Released by the National Research Council, the “Biometric Recognition: Challenges and Opportunities” report headed by HP Labs distinguished technologist Joseph Pato, concludes all biometric recognition technologies are “inherently fallible.”
“A lot of things possible on a TV series just don’t work that way in real life,” says panel member Bob Blakley of Gartner, a computer security firm in Stamford, Conn. “While there are lots of good uses for biometric recognition, there are lots of ways to create systems that waste time, cost too much and don’t work very well.” […]

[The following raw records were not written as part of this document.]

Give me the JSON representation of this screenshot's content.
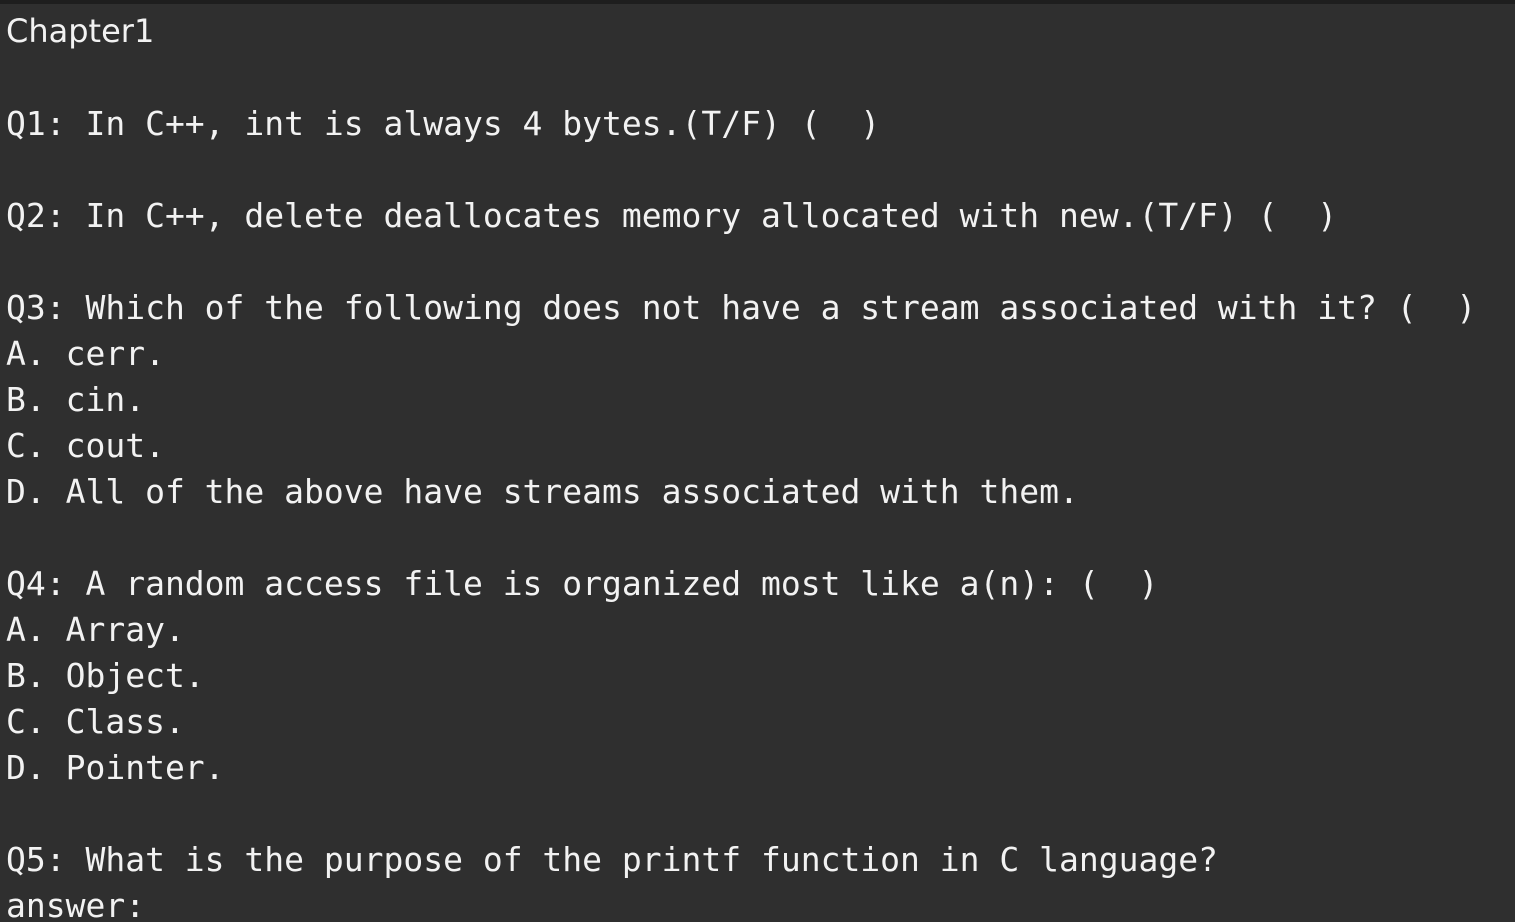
{
  "document": {
    "chapter_title": "Chapter1",
    "lines": [
      "Q1: In C++, int is always 4 bytes.(T/F) (  )",
      "Q2: In C++, delete deallocates memory allocated with new.(T/F) (  )",
      "Q3: Which of the following does not have a stream associated with it? (  )",
      "A. cerr.",
      "B. cin.",
      "C. cout.",
      "D. All of the above have streams associated with them.",
      "Q4: A random access file is organized most like a(n): (  )",
      "A. Array.",
      "B. Object.",
      "C. Class.",
      "D. Pointer.",
      "Q5: What is the purpose of the printf function in C language?",
      "answer:"
    ]
  }
}
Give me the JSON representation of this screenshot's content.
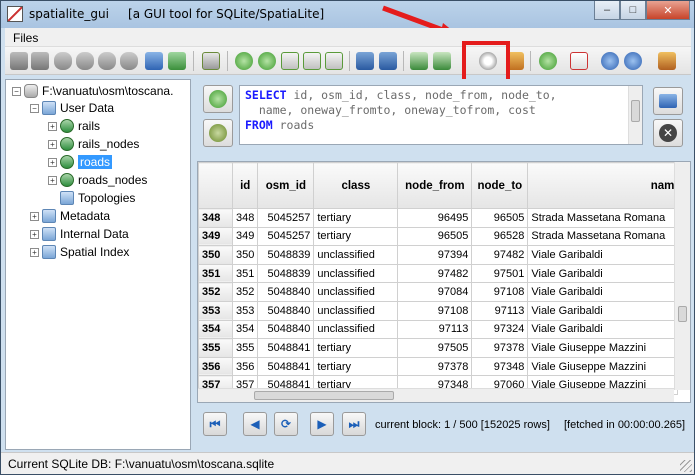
{
  "window": {
    "app_name": "spatialite_gui",
    "subtitle": "[a GUI tool for SQLite/SpatiaLite]",
    "minimize": "–",
    "maximize": "□",
    "close": "✕"
  },
  "menu": {
    "files": "Files"
  },
  "toolbar": {
    "icons": [
      "connect-icon",
      "disconnect-icon",
      "create-db-icon",
      "memory-db-icon",
      "memory-load-icon",
      "memory-save-icon",
      "vacuum-icon",
      "refresh-icon",
      "sql-script-icon",
      "load-shp-icon",
      "virtual-shp-icon",
      "load-txt-icon",
      "virtual-csv-icon",
      "load-dbf-icon",
      "load-xl-icon",
      "network-icon",
      "check-geometries-icon",
      "srids-icon",
      "map-preview-icon",
      "attach-db-icon",
      "sql-log-icon",
      "help-icon",
      "about-icon",
      "exit-icon"
    ],
    "highlight_color": "#e41c1c"
  },
  "tree": {
    "root": "F:\\vanuatu\\osm\\toscana.",
    "user_data": "User Data",
    "rails": "rails",
    "rails_nodes": "rails_nodes",
    "roads": "roads",
    "roads_nodes": "roads_nodes",
    "topologies": "Topologies",
    "metadata": "Metadata",
    "internal_data": "Internal Data",
    "spatial_index": "Spatial Index"
  },
  "sql": {
    "kw_select": "SELECT",
    "line1_rest": " id, osm_id, class, node_from, node_to,",
    "line2": "  name, oneway_fromto, oneway_tofrom, cost",
    "kw_from": "FROM",
    "line3_rest": " roads"
  },
  "grid": {
    "columns": [
      "id",
      "osm_id",
      "class",
      "node_from",
      "node_to",
      "nam"
    ],
    "rows": [
      {
        "row": "348",
        "id": "348",
        "osm_id": "5045257",
        "class": "tertiary",
        "node_from": "96495",
        "node_to": "96505",
        "name": "Strada Massetana Romana"
      },
      {
        "row": "349",
        "id": "349",
        "osm_id": "5045257",
        "class": "tertiary",
        "node_from": "96505",
        "node_to": "96528",
        "name": "Strada Massetana Romana"
      },
      {
        "row": "350",
        "id": "350",
        "osm_id": "5048839",
        "class": "unclassified",
        "node_from": "97394",
        "node_to": "97482",
        "name": "Viale Garibaldi"
      },
      {
        "row": "351",
        "id": "351",
        "osm_id": "5048839",
        "class": "unclassified",
        "node_from": "97482",
        "node_to": "97501",
        "name": "Viale Garibaldi"
      },
      {
        "row": "352",
        "id": "352",
        "osm_id": "5048840",
        "class": "unclassified",
        "node_from": "97084",
        "node_to": "97108",
        "name": "Viale Garibaldi"
      },
      {
        "row": "353",
        "id": "353",
        "osm_id": "5048840",
        "class": "unclassified",
        "node_from": "97108",
        "node_to": "97113",
        "name": "Viale Garibaldi"
      },
      {
        "row": "354",
        "id": "354",
        "osm_id": "5048840",
        "class": "unclassified",
        "node_from": "97113",
        "node_to": "97324",
        "name": "Viale Garibaldi"
      },
      {
        "row": "355",
        "id": "355",
        "osm_id": "5048841",
        "class": "tertiary",
        "node_from": "97505",
        "node_to": "97378",
        "name": "Viale Giuseppe Mazzini"
      },
      {
        "row": "356",
        "id": "356",
        "osm_id": "5048841",
        "class": "tertiary",
        "node_from": "97378",
        "node_to": "97348",
        "name": "Viale Giuseppe Mazzini"
      },
      {
        "row": "357",
        "id": "357",
        "osm_id": "5048841",
        "class": "tertiary",
        "node_from": "97348",
        "node_to": "97060",
        "name": "Viale Giuseppe Mazzini"
      }
    ]
  },
  "nav": {
    "first": "⏮",
    "prev": "◀",
    "refresh": "⟳",
    "next": "▶",
    "last": "⏭",
    "block_info": "current block: 1 / 500 [152025 rows]",
    "fetch_info": "[fetched in 00:00:00.265]"
  },
  "status": {
    "text": "Current SQLite DB: F:\\vanuatu\\osm\\toscana.sqlite"
  }
}
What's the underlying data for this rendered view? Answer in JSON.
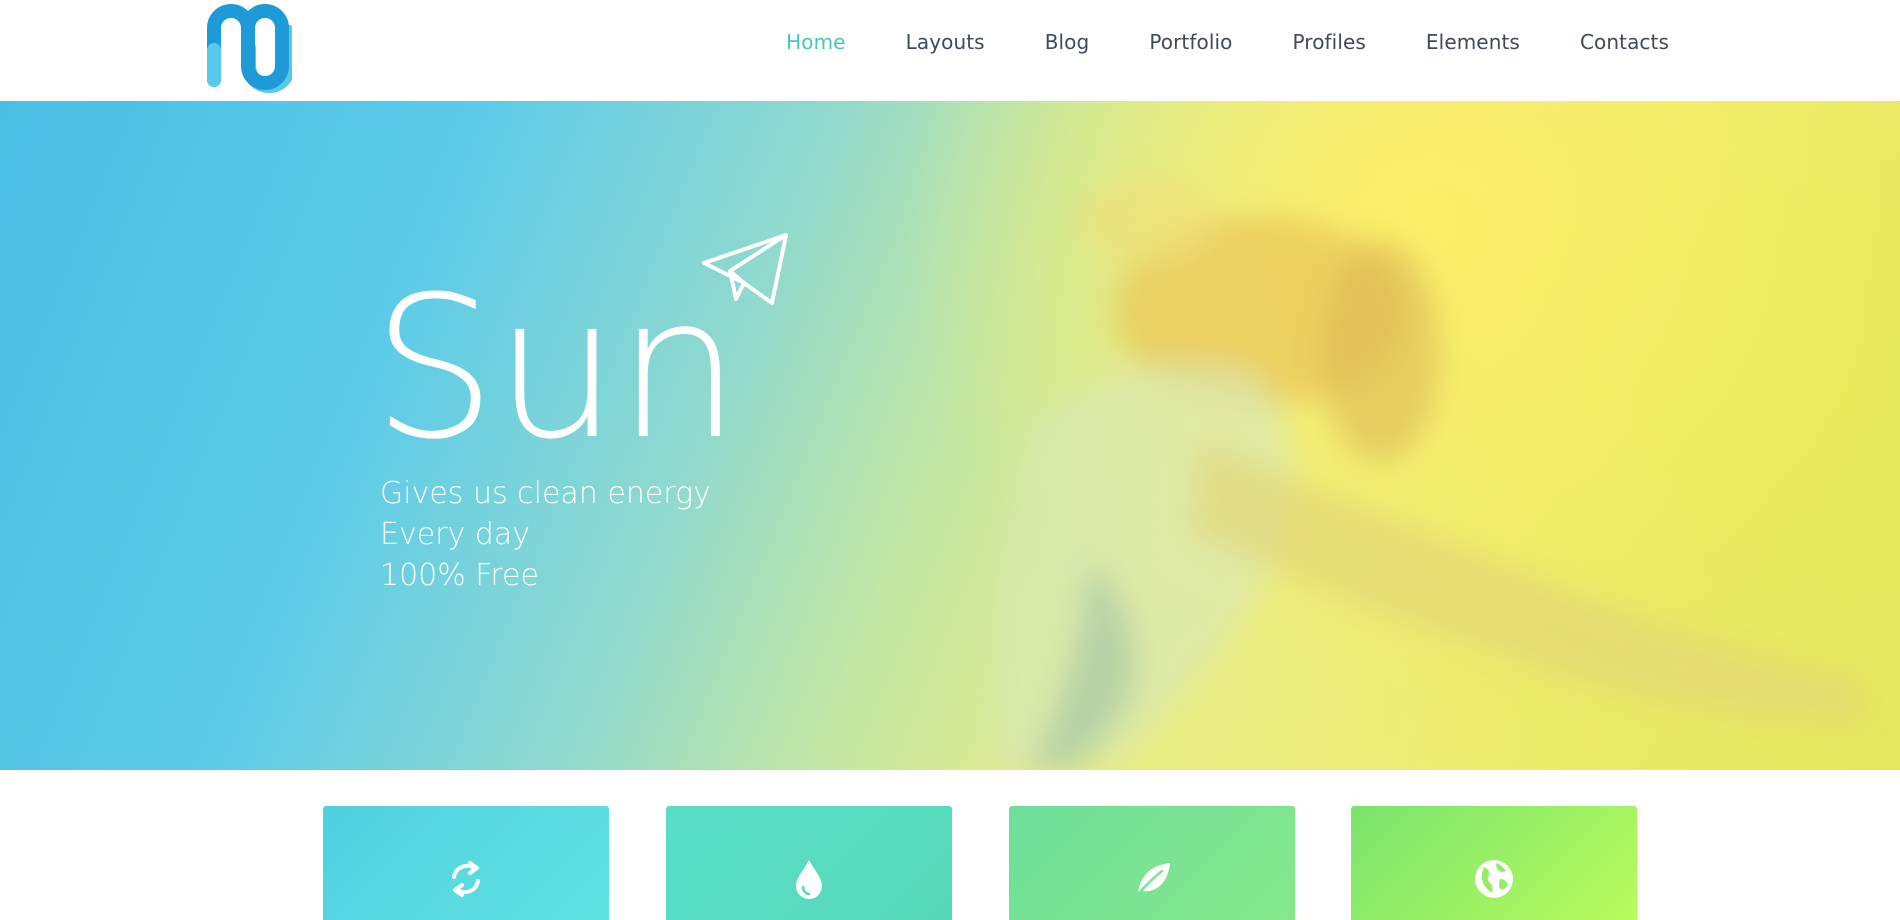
{
  "header": {
    "logo_icon": "m-logo-icon",
    "nav": [
      {
        "label": "Home",
        "active": true
      },
      {
        "label": "Layouts",
        "active": false
      },
      {
        "label": "Blog",
        "active": false
      },
      {
        "label": "Portfolio",
        "active": false
      },
      {
        "label": "Profiles",
        "active": false
      },
      {
        "label": "Elements",
        "active": false
      },
      {
        "label": "Contacts",
        "active": false
      }
    ]
  },
  "hero": {
    "title": "Sun",
    "lines": [
      "Gives us clean energy",
      "Every day",
      "100% Free"
    ],
    "decoration_icon": "paper-plane-icon"
  },
  "features": [
    {
      "icon": "refresh-icon"
    },
    {
      "icon": "water-drop-icon"
    },
    {
      "icon": "leaf-icon"
    },
    {
      "icon": "globe-icon"
    }
  ],
  "colors": {
    "accent": "#46c9b4",
    "nav_text": "#3f4a5a",
    "logo_blue": "#1e9ad9",
    "logo_light": "#57c9ea"
  }
}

Federal agencies such as the FBI and Department of Homeland Security are funding research in improved biometric screening, but the report cautions they’re not doing basic research into whether the physical characteristics involved are truly reliable or how they change with aging, disease, stress or other factors. None look stable across all situations, the report says.
Deployment of biometric screening devices at airports, borders or elsewhere without understanding the biology or the population being screened will lead to long lines, false positives and missed opportunities to catch criminals or terrorists, the report says. […]
For that reason, the report calls for open and independent testing of biometric screening technologies before they are placed into widespread use. Cultural factors such as how long people are willing to wait in line for screening, as much as raw accuracy, will determine whether a particular kind of biometric recognition system will work.